“That Life Thing”: Occupational Folklore in a Wildlife Veterinary Clinic

Carolyn E. Ware (Louisiana State University)

Ware, Carolyn E. “That Life Thing”: Occupational Folklore in a Wildlife Veterinary Clinic” A juvenile possum with a head tilt who refuses to eat. A bald eagle with a broken leg, and a turtle with a broken shell. All are patients at the Wildlife Clinic at a veterinary teaching hospital, typically brought to the school by Good Samaritans. Clinicians and vet students perform expensive surgeries on these patients, feed and medicate them, talk and sing to them, until they are healthy enough to be released outdoors or treated by wildlife rehabilitators who are close partners in wildlife care and the necessary fundraising. The aim is not to make pets of these animals, but to nurse them back to a state that allows them to return to their own environment. Yet technicians, veterinarians, and students name their patients, sooth the panicked animals who attack them, and often grieve if a patient must be euthanized. “It’s all about life, isn’t it?” one practitioner said. “That life thing.” Veterinary medicine, like “human” medicine, is rich in work-related folklore. This paper draws on fieldwork and interviews to explore the occupational culture created and shared by employees in the Wildlife Clinic, particularly humor and narratives about patients.

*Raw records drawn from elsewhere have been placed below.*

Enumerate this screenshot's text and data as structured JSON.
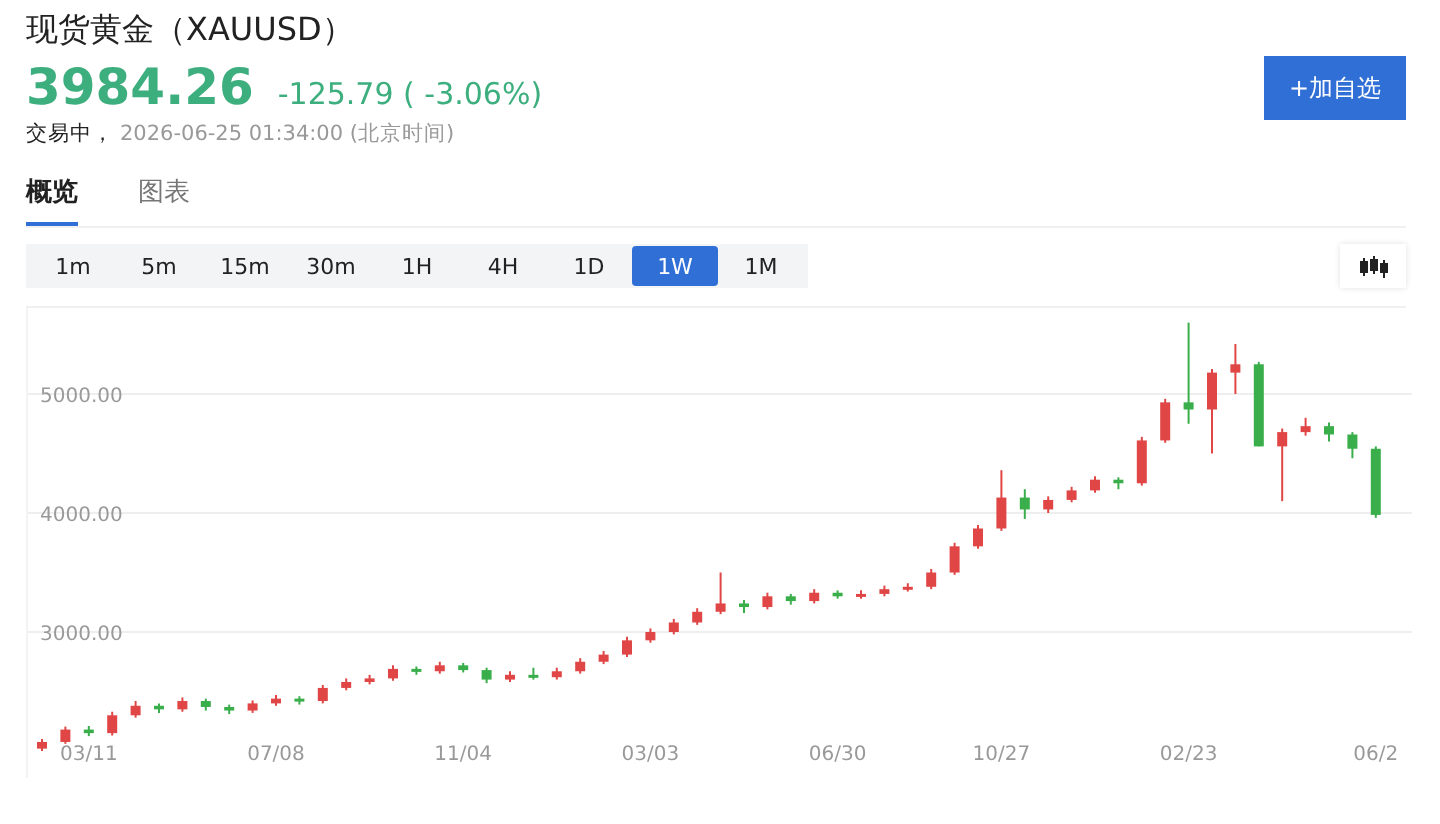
{
  "quote": {
    "name": "现货黄金（XAUUSD）",
    "price": "3984.26",
    "change": "-125.79 ( -3.06%)",
    "status": "交易中，",
    "time": "2026-06-25 01:34:00 (北京时间)"
  },
  "watch_button": "+加自选",
  "tabs": [
    {
      "label": "概览",
      "selected": true
    },
    {
      "label": "图表",
      "selected": false
    }
  ],
  "periods": [
    {
      "label": "1m",
      "selected": false
    },
    {
      "label": "5m",
      "selected": false
    },
    {
      "label": "15m",
      "selected": false
    },
    {
      "label": "30m",
      "selected": false
    },
    {
      "label": "1H",
      "selected": false
    },
    {
      "label": "4H",
      "selected": false
    },
    {
      "label": "1D",
      "selected": false
    },
    {
      "label": "1W",
      "selected": true
    },
    {
      "label": "1M",
      "selected": false
    }
  ],
  "chart": {
    "chart_data": {
      "type": "candlestick",
      "categories": [
        null,
        null,
        "03/11",
        null,
        null,
        null,
        null,
        null,
        null,
        null,
        "07/08",
        null,
        null,
        null,
        null,
        null,
        null,
        null,
        "11/04",
        null,
        null,
        null,
        null,
        null,
        null,
        null,
        "03/03",
        null,
        null,
        null,
        null,
        null,
        null,
        null,
        "06/30",
        null,
        null,
        null,
        null,
        null,
        null,
        "10/27",
        null,
        null,
        null,
        null,
        null,
        null,
        null,
        "02/23",
        null,
        null,
        null,
        null,
        null,
        null,
        null,
        "06/2"
      ],
      "ohlc": [
        [
          2020,
          2100,
          2000,
          2076
        ],
        [
          2076,
          2205,
          2060,
          2180
        ],
        [
          2180,
          2210,
          2125,
          2150
        ],
        [
          2150,
          2330,
          2130,
          2300
        ],
        [
          2300,
          2420,
          2280,
          2380
        ],
        [
          2380,
          2400,
          2320,
          2350
        ],
        [
          2350,
          2450,
          2330,
          2420
        ],
        [
          2420,
          2440,
          2340,
          2370
        ],
        [
          2370,
          2390,
          2310,
          2340
        ],
        [
          2340,
          2425,
          2320,
          2400
        ],
        [
          2400,
          2470,
          2380,
          2440
        ],
        [
          2440,
          2460,
          2390,
          2420
        ],
        [
          2420,
          2555,
          2400,
          2530
        ],
        [
          2530,
          2610,
          2510,
          2580
        ],
        [
          2580,
          2640,
          2560,
          2610
        ],
        [
          2610,
          2720,
          2590,
          2690
        ],
        [
          2690,
          2710,
          2640,
          2670
        ],
        [
          2670,
          2750,
          2650,
          2720
        ],
        [
          2720,
          2740,
          2660,
          2680
        ],
        [
          2680,
          2700,
          2570,
          2600
        ],
        [
          2600,
          2670,
          2580,
          2640
        ],
        [
          2640,
          2700,
          2600,
          2620
        ],
        [
          2620,
          2700,
          2600,
          2670
        ],
        [
          2670,
          2780,
          2650,
          2750
        ],
        [
          2750,
          2840,
          2730,
          2810
        ],
        [
          2810,
          2960,
          2790,
          2930
        ],
        [
          2930,
          3030,
          2910,
          3000
        ],
        [
          3000,
          3110,
          2980,
          3080
        ],
        [
          3080,
          3200,
          3060,
          3170
        ],
        [
          3170,
          3500,
          3150,
          3240
        ],
        [
          3240,
          3270,
          3160,
          3210
        ],
        [
          3210,
          3330,
          3190,
          3300
        ],
        [
          3300,
          3320,
          3230,
          3260
        ],
        [
          3260,
          3360,
          3240,
          3330
        ],
        [
          3330,
          3350,
          3280,
          3300
        ],
        [
          3300,
          3350,
          3280,
          3320
        ],
        [
          3320,
          3390,
          3300,
          3360
        ],
        [
          3360,
          3410,
          3340,
          3380
        ],
        [
          3380,
          3530,
          3360,
          3500
        ],
        [
          3500,
          3750,
          3480,
          3720
        ],
        [
          3720,
          3900,
          3700,
          3870
        ],
        [
          3870,
          4360,
          3850,
          4130
        ],
        [
          4130,
          4200,
          3950,
          4030
        ],
        [
          4030,
          4140,
          4000,
          4110
        ],
        [
          4110,
          4220,
          4090,
          4190
        ],
        [
          4190,
          4310,
          4170,
          4280
        ],
        [
          4280,
          4300,
          4200,
          4250
        ],
        [
          4250,
          4640,
          4230,
          4610
        ],
        [
          4610,
          4960,
          4590,
          4930
        ],
        [
          4930,
          5600,
          4750,
          4870
        ],
        [
          4870,
          5210,
          4500,
          5180
        ],
        [
          5180,
          5420,
          5000,
          5250
        ],
        [
          5250,
          5270,
          4560,
          4560
        ],
        [
          4560,
          4710,
          4100,
          4680
        ],
        [
          4680,
          4800,
          4650,
          4730
        ],
        [
          4730,
          4760,
          4600,
          4660
        ],
        [
          4660,
          4680,
          4460,
          4540
        ],
        [
          4540,
          4560,
          3960,
          3984
        ]
      ],
      "ylim": [
        1773,
        5723
      ],
      "grid": true,
      "yticks": [
        {
          "value": 5000,
          "label": "5000.00"
        },
        {
          "value": 4000,
          "label": "4000.00"
        },
        {
          "value": 3000,
          "label": "3000.00"
        }
      ]
    }
  }
}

Part of 06-11 Non-Human Animals, Friday, October 14, 2:30 pm–4:30 pm